When you use Conclave to build an enclave, Conclave compiles your enclave code into native machine code using GraalVM Native Image. During this process the compiler removes any code that is not used and performs optimisations on the generated codebase.
Entering and exiting an enclave causes a context switch which is fairly expensive in terms of CPU clock cycles. Also, memory accesses inside an enclave can be slower, particularly if memory paging is required. This means that performance inside an enclave will normally be lower than with a regular HotSpot JVM. This table shows the performance difference and how they vary between variety of benchmarks taken from the Computer Language Benchmarks Game.
The "empty" benchmark is measuring the overhead of entering and exiting the enclave, without doing any work. As entering/exiting triggers a variety of hardware mechanisms designed to block side channel attacks this is naturally expensive relative to the cost of a regular function call, however, once the enclave is doing real work this transition cost becomes less relevant.
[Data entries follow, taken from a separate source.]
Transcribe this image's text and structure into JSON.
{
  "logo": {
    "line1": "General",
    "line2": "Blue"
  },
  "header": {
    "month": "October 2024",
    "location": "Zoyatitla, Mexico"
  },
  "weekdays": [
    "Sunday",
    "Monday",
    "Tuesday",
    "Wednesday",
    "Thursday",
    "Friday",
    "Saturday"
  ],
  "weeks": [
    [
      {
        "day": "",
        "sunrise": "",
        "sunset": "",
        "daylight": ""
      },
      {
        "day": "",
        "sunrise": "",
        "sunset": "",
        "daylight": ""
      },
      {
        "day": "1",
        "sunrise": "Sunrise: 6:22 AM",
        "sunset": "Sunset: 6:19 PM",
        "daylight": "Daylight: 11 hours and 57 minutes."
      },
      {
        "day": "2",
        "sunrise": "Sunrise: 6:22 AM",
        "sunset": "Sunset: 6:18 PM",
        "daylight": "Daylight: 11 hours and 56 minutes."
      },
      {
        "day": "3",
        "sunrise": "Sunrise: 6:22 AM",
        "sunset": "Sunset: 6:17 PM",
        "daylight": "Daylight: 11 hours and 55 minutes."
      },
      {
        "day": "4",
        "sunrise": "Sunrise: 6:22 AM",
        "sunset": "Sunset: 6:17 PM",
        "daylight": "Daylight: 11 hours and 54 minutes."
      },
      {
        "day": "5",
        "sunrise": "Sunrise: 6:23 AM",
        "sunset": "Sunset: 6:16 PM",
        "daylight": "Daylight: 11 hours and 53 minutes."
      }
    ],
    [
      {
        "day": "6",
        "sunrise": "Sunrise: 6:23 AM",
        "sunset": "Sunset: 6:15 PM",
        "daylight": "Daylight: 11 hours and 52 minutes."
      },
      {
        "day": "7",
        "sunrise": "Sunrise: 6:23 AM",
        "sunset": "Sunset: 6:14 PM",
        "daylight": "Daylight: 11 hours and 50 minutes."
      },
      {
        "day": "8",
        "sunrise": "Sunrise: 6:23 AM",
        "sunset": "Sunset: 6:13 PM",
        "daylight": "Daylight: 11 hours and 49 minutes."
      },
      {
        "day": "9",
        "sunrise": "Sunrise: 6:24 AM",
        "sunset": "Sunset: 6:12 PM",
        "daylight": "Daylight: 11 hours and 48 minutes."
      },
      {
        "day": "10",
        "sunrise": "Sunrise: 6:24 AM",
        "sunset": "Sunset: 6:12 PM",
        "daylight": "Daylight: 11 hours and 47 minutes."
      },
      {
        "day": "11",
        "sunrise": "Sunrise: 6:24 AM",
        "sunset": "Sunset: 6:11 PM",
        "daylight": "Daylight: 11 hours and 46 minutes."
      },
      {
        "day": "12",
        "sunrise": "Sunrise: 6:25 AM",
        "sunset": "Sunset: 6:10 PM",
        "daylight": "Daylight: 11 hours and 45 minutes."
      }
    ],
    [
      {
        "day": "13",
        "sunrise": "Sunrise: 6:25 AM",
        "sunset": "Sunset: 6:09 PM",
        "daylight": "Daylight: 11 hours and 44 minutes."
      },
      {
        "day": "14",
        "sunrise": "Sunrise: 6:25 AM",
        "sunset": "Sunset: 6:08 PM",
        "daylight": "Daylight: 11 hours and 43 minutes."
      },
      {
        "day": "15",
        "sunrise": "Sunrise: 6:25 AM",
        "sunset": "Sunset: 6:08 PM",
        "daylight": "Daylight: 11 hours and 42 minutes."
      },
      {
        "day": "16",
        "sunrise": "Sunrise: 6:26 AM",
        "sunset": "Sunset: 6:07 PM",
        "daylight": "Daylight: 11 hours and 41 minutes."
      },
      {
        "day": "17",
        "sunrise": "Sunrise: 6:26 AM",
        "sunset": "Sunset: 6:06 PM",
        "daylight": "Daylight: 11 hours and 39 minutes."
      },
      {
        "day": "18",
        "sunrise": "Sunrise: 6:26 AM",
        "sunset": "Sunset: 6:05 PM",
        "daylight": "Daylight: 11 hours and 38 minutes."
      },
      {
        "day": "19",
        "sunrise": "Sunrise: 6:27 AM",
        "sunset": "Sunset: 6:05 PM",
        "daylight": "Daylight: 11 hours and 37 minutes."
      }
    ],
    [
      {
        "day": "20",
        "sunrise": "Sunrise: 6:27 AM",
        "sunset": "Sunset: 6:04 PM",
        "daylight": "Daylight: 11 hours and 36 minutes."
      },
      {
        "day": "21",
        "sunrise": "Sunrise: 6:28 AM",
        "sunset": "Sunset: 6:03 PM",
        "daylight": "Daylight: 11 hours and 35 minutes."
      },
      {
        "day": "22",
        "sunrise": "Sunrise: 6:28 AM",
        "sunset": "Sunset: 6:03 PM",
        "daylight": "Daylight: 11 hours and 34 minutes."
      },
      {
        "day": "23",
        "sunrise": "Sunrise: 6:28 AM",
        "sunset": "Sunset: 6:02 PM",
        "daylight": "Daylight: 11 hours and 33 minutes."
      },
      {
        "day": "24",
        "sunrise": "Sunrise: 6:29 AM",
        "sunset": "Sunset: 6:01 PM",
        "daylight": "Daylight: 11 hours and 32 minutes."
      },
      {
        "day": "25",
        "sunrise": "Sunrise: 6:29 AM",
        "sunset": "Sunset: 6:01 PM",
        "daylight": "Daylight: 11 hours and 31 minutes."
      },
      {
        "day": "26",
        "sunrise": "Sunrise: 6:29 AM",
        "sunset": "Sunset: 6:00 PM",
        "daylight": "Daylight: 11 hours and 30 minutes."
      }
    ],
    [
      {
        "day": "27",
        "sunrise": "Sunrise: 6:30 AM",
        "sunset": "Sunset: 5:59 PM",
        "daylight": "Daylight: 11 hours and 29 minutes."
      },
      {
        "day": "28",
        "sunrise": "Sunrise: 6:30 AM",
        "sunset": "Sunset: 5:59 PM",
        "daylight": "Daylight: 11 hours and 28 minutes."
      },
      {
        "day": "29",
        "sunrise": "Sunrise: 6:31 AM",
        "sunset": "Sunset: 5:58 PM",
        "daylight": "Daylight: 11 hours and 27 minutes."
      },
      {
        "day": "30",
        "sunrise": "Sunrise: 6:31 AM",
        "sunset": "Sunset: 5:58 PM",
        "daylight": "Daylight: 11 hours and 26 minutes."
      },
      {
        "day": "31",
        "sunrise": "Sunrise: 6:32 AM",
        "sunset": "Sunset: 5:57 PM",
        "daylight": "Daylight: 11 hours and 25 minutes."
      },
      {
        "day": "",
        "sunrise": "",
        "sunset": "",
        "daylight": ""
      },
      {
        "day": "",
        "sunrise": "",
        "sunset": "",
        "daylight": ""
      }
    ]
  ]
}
Higher scores are better. As you can see, the performance hit overall of using an enclave is highly dependent on what exactly the code is doing (primarily, memory access patterns).